▸ WHAT TO PRODUCE
The reply should consist of the full listing, repeated word for word.

+++

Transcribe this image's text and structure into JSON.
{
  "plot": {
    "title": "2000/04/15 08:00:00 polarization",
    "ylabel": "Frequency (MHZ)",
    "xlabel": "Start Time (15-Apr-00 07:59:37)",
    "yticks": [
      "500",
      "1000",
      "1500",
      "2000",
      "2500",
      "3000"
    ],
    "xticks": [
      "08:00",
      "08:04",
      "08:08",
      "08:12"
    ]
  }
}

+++

▸ RESULT FOR THIS EXERCISE
Transcribe this image's text and structure into JSON.
{
  "plot": {
    "title": "2000/04/15 08:00:00 polarization",
    "ylabel": "Frequency (MHZ)",
    "xlabel": "Start Time (15-Apr-00 07:59:37)",
    "yticks": [
      "500",
      "1000",
      "1500",
      "2000",
      "2500",
      "3000"
    ],
    "xticks": [
      "08:00",
      "08:04",
      "08:08",
      "08:12"
    ]
  }
}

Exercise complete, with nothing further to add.